> **What you need to do**:
Please copy each line of the records below that holds the word "tile".
○ ○ ○ ○ ○
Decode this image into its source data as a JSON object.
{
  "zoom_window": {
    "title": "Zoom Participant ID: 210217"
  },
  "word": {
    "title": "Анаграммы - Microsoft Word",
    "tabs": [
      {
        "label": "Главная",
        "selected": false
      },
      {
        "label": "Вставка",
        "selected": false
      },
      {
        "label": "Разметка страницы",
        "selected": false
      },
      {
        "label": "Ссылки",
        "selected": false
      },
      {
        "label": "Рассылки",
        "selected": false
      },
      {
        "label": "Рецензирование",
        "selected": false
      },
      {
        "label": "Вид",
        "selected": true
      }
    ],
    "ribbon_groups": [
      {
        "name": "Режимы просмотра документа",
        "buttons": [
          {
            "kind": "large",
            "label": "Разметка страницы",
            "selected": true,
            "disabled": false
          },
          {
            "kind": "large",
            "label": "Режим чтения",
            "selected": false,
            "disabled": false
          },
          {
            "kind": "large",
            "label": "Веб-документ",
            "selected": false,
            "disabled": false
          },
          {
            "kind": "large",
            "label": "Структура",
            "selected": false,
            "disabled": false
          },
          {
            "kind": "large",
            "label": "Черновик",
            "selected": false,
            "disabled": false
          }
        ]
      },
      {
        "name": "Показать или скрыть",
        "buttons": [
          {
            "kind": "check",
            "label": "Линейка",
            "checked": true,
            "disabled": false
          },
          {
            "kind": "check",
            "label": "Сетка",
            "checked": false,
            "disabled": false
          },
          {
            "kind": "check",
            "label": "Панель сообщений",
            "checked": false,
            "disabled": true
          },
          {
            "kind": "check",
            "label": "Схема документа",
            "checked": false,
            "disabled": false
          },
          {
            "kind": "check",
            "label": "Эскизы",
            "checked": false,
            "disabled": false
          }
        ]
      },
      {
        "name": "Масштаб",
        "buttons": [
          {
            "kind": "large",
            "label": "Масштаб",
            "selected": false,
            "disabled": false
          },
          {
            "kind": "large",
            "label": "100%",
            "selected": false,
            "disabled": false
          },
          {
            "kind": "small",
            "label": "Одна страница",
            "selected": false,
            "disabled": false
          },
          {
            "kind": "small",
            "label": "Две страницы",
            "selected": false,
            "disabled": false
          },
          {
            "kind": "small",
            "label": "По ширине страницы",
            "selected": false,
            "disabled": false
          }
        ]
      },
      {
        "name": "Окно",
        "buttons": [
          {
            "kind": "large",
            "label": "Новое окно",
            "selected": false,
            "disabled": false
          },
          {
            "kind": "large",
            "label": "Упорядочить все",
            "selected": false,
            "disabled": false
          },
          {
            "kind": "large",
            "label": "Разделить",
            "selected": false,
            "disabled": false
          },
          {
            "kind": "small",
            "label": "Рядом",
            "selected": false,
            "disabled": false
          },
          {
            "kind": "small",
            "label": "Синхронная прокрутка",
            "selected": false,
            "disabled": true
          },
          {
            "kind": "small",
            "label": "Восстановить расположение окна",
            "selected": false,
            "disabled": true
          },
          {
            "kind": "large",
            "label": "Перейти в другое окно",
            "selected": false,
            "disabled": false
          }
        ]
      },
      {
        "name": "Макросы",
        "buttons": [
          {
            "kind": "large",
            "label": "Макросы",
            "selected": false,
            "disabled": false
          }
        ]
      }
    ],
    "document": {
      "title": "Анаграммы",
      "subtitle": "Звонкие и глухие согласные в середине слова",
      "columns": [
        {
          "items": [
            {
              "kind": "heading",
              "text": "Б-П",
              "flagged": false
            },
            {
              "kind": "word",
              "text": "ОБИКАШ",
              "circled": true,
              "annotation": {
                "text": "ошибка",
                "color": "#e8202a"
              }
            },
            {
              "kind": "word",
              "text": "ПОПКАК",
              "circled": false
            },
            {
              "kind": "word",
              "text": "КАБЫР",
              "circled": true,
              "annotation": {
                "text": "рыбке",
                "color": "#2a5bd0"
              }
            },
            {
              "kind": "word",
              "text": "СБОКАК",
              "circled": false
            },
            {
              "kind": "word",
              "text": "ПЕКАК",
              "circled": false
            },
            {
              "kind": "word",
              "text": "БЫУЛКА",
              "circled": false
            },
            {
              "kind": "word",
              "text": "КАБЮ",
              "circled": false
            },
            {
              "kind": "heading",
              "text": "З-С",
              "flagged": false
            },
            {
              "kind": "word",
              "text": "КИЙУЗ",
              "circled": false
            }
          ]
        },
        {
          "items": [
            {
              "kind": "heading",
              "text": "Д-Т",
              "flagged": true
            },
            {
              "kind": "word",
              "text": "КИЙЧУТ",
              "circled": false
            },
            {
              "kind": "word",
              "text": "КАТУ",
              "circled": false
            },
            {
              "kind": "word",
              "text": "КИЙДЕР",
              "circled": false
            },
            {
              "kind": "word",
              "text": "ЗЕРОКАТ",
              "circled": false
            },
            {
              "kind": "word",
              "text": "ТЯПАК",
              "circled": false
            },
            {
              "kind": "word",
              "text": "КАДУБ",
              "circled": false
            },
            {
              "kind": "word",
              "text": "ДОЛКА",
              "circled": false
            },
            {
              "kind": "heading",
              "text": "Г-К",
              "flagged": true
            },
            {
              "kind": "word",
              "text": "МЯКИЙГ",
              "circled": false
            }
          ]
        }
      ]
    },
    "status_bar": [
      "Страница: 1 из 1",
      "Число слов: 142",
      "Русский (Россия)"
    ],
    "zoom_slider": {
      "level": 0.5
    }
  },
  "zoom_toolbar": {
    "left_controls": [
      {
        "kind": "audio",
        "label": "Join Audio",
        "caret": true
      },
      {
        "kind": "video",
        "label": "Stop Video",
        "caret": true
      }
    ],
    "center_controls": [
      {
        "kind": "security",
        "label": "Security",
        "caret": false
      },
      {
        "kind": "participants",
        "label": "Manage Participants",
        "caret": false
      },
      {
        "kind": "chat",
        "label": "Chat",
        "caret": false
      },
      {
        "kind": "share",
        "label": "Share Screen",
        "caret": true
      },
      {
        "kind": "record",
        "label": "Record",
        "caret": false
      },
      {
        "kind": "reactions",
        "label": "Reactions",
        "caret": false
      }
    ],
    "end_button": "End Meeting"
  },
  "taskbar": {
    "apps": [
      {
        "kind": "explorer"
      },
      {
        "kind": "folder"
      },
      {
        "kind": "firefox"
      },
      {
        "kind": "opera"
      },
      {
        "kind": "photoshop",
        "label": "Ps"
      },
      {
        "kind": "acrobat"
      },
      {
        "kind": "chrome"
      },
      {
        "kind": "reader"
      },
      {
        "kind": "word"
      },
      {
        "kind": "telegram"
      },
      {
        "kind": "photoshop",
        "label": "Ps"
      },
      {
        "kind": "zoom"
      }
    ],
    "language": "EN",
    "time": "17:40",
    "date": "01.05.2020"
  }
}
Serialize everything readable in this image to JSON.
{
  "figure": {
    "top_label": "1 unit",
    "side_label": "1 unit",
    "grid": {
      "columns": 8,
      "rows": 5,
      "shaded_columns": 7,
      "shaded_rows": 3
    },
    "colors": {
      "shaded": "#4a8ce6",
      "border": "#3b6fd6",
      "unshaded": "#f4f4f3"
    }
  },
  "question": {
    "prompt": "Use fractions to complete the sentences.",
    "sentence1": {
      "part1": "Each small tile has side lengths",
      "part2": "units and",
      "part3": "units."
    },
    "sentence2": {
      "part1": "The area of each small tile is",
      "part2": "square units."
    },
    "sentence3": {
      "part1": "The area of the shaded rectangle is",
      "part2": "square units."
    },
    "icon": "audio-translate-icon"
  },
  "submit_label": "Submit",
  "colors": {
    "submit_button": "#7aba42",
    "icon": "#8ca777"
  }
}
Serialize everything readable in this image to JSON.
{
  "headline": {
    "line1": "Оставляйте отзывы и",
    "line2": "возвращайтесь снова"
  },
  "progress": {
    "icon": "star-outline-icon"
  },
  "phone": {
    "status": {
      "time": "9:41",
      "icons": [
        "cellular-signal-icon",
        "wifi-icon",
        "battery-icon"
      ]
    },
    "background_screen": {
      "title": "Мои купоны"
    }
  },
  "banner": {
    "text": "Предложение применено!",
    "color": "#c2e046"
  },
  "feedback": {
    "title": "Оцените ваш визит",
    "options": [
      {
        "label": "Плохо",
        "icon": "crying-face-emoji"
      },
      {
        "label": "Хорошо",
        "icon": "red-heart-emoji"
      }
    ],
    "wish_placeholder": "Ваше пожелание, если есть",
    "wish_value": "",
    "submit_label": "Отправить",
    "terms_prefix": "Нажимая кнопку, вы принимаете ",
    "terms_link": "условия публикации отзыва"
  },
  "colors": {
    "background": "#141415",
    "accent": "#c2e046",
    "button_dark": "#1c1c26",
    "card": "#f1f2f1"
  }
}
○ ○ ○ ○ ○
> **Solution to this task**:
      "part1": "Each small tile has side lengths",
      "part1": "The area of each small tile is",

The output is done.